But that was not how I actually created this opportunity. I had actually created this opportunity, unbeknownst to me, about a year earlier. Kori began our conversation by asking me what had motivated me to start Author2Author, and I explained about wanting to expand the format of my interviews and so on. Then Kori told me that she had stumbled on Author2Author one day, liked what she heard, and thought, “I want to do what he’s doing!” And so she started Back Porch Writer. This was how I “created my own opportunity.” I did what I loved and offered it to people through the means available to me, and acted in a timely fashion when that love was returned to me.

After hearing Kori’s story, I was reminded again of what I can do and what I can’t do. Madness waits for anyone certain he must build his every opportunity board-by-board. Creation is always a group effort, a fact I frequently ignore. I awake from uneasy dreams full of doubt and pessimism, the field of possibility an inscrutable and unfriendly bog. Oh, the misery of forgetting. To stand in loneliness, convinced I must make the world alone, while feeling an emptiness that is actually other people’s efforts and then calling myself incomplete.

9781935961994-Perfect_CS.inddWrite Within Yourself: An Author’s Companion.
A book to keep nearby whenever your writer’s spirit needs feeding.” Deb Caletti.

Remember to catch Bill every Tuesday at 2:00 PM PST/5:00 EST on his live Blogtalk Radio program Author2Author!
You can find Bill at: williamkenower.com
Follow wdbk on Twitter

Shared Value

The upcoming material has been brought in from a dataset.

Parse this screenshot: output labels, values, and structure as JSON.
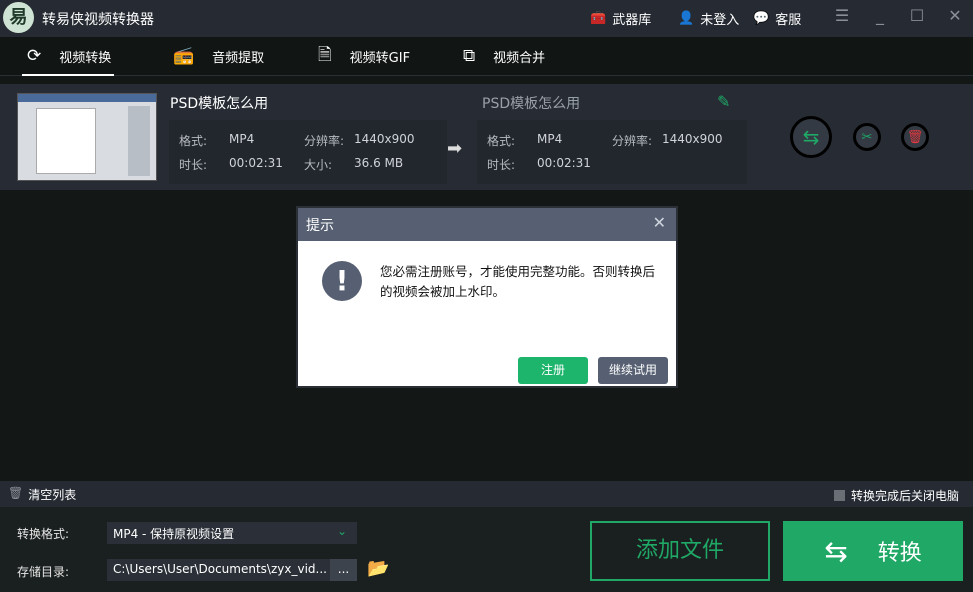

What do you value? If you’re a writer, it’s a question worth asking every time you sit down at your desk. It’s best to be honest. Perhaps you believe you should answer, “Love, friendship, and integrity,” but you most want to answer, “A big house, a new dress, and endless compliments.” Begin where you are. If you continue to be honest, you will find that it is not the big house you value, but the feeling of being in a big house; so too the new dress, and the endless compliments.

Or perhaps it is not even the feeling of being in a big house, but the fantasy of what being in that big house will feel like. Perhaps it is only the fantasy of the freedom spaciousness can bring, and the fantasy of comfort it’s gates will provide. Perhaps also, you entertain the fantasy that every day you open its front door you will at last feel as valuable as you secretly believe you are but for which you have no proof.

What do you value? Is feeling not the only thing we humans actually value? Are not all the things we own and crave owned and craved for the feelings we hope they will excite within us? In this way, let writing teach you what you must surely already know. There at your desk you have nothing but your own thoughts and imagination. There at your desk you can crave nothing or no writing will occur. And yet there at your desk you have available to you the entire spectrum of human feeling. You summon each feeling within yourself and translate those feelings into scenes, characters, and words.

You know this is true. You know you needed nothing but yourself to feel everything. Writing has taught us this, and yet still we will forget when we leave the desk. What do you value? You are sharing that answer in your work every day. What do you value? That is what you buy and sell. What do you value? Answer it honestly and it is yours, instantly and completely, without the obstruction of time and distance, it is yours in a thought, ready to be shared in these gifts we call stories.

9781935961994-Perfect_CS.inddWrite Within Yourself: An Author’s Companion.
A book to keep nearby whenever your writer’s spirit needs feeding.” Deb Caletti.

Remember to catch Bill every Tuesday at 2:00 PM PST/5:00 EST on his live Blogtalk Radio program Author2Author!
You can find Bill at: williamkenower.com
Follow wdbk on Twitter